February 2017 - I interview John Goehrke (the Twitter user who landed a date with tennis star Genie Bouchard). The interview gets thousands of views and brings more eyeballs to Steemit than the top 4 trending articles combined. I expand my marketing strategy to focus on overnight influencers enjoying their 15 minutes of fame, with the goal of leveraging the Internet traffic and interest.
April 2017 - I begin Project meetSteem, with the goal of introducing new users to Steemit. I get friends and family members to post a guest entry on my Steemit blog, then I transfer the rewards to them when/if they create a Steemit account. Several friends and family members go through this process and join Steemit. All of them become inactive within months.
June 2017 - I post about my girlfriend's participation in The Ride to Conquer Cancer. She had set an ambitious fundraising target, and I was hoping the Steemit community would help her reach that goal. The generosity was overwhelming, and thanks to two posts, she surpassed her fundraising goal. Her and I were both blown away by the generosity of this community.
Late 2017 - I reach the milestone of 1,500 followers.
January 2018 - I predict that the price of Steem will be $21.64 USD by July of that year.
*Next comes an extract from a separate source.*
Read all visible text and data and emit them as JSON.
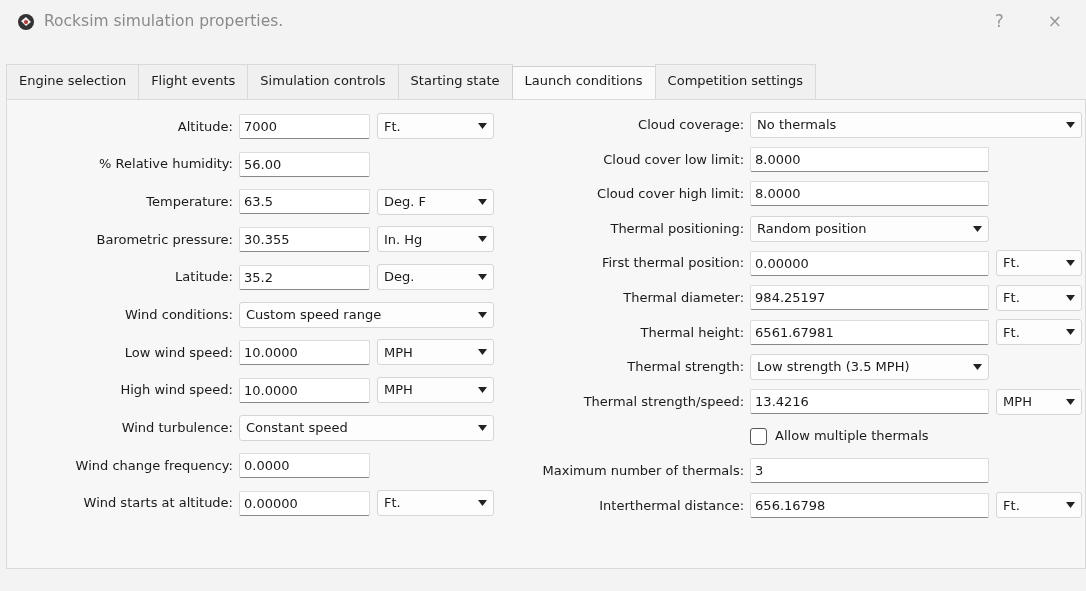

Ha! Was I ever off on that... (the actual price at that point: $1.64 USD).
First half of 2018 - My participation on Steemit drops off quite a bit. I do the odd interview with popular Steemians and influential people, but my interest in the platform is waning. I also get increasingly annoyed with purchased bot upvotes and a trending page that is, quite frankly, garbage.
August 2018 - I post "20 questions with Neil Strauss" and it is, by far, the best thing I have posted on Steemit to date. @neilstrauss is someone I've looked up to for quite some time, and it meant a lot that he would take the time to answer my 20 questions.
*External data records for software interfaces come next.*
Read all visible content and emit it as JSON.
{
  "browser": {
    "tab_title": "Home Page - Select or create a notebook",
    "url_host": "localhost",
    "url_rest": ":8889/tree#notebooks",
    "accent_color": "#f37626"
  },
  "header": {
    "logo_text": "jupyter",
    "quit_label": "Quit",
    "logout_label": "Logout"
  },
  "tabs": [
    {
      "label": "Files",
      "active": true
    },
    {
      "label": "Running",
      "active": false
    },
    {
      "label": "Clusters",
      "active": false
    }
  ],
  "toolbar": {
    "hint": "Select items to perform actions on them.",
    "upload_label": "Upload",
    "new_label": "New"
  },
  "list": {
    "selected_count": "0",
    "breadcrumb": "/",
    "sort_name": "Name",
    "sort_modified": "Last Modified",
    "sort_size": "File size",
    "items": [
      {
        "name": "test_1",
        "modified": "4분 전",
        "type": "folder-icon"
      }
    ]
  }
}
October 2018 - I post "20 questions with @lordvader" in what would be the last post I put out that would earn more than $50 USD worth of Steem/SBD.
January 2019 - I discover APPICS and am re-energized with passion for the Steem blockchain. The APPICS app looks great, is easy-to-use and is something I could see outsiders being attracted to. My only issue is that my APPICS photo content begins cluttering up my Steemit blog, making my Steemit profile look like a complete mess.
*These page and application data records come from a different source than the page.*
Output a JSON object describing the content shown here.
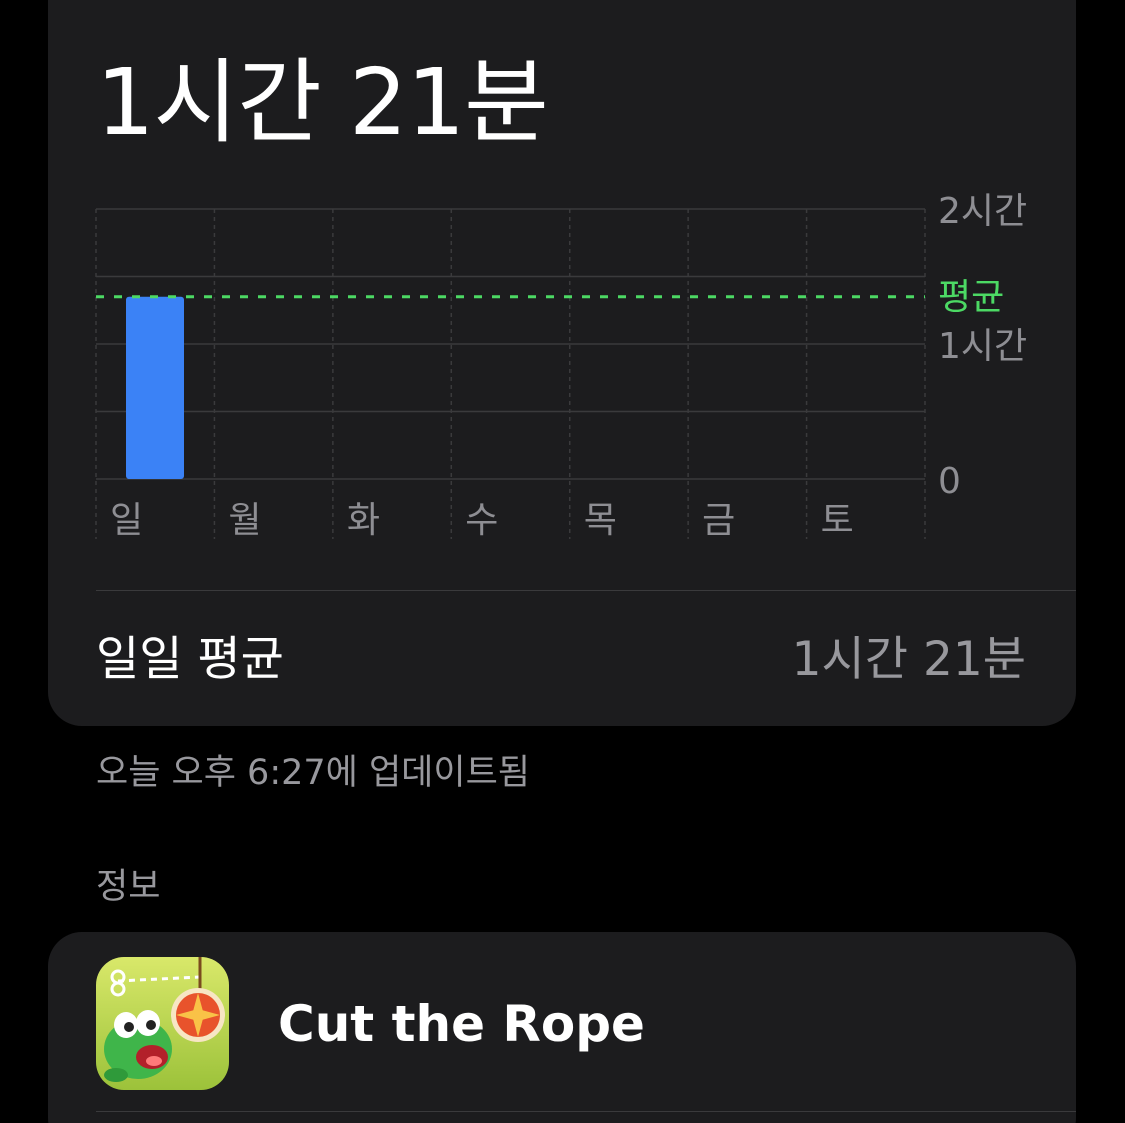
{
  "summary": {
    "total_time": "1시간 21분"
  },
  "chart_data": {
    "type": "bar",
    "categories": [
      "일",
      "월",
      "화",
      "수",
      "목",
      "금",
      "토"
    ],
    "values": [
      81,
      0,
      0,
      0,
      0,
      0,
      0
    ],
    "unit": "minutes",
    "ylim": [
      0,
      120
    ],
    "y_ticks": [
      {
        "value": 120,
        "label": "2시간"
      },
      {
        "value": 60,
        "label": "1시간"
      },
      {
        "value": 0,
        "label": "0"
      }
    ],
    "average": {
      "value": 81,
      "label": "평균"
    },
    "grid": true,
    "bar_color": "#3b82f6",
    "average_color": "#4cd964"
  },
  "daily_average": {
    "label": "일일 평균",
    "value": "1시간 21분"
  },
  "updated_text": "오늘 오후 6:27에 업데이트됨",
  "info_section": {
    "header": "정보",
    "app": {
      "name": "Cut the Rope",
      "icon": "cut-the-rope-app-icon"
    }
  },
  "colors": {
    "background": "#000000",
    "card": "#1c1c1e",
    "secondary_text": "#98989d"
  }
}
The rest of 2019 up to present day - The vast majority of my content on the Steem blockchain this year has been delivered through APPICS. Rewards range from $0.05 USD to $2 USD worth of value, which isn't terrible considering I'm quickly uploading a photo, which I would be doing anyway on Instagram or other social media platforms. I haven't done a 20 questions interview since January, and I don't feel incentivized to do so.
Going forward - I am still optimistic about Steemit; however, I'm also realistic. Other than APPICS, I haven't come across anything that is going to attract (and retain) my friends. With that said, I may be slightly naive to what's going on because I have lost some of that initial passion I once had for Steemit and Steem.
However, with all of that said, I'd like to end with this...
I am incredibly grateful for everything this community and this platform have given me over the past three years. Sure, rewards today aren't what they used to be, but I don't think the 2016 reward payouts were a sustainable system. From a marketing standpoint, I believe I have contributed to this blockchain over the past three years; I also believe I have been greatly rewarded (both in upvotes and kind words) from the Steem community. So, for all of those reasons, "thank you."
Where will Steem(it) and I be three years from now? Perhaps we'll be broken up completely. Maybe we will be more in love than ever. Or we may just hook up from time to time when the mood strikes us. Whatever happens, there will be no hard feelings... but there will be some great memories.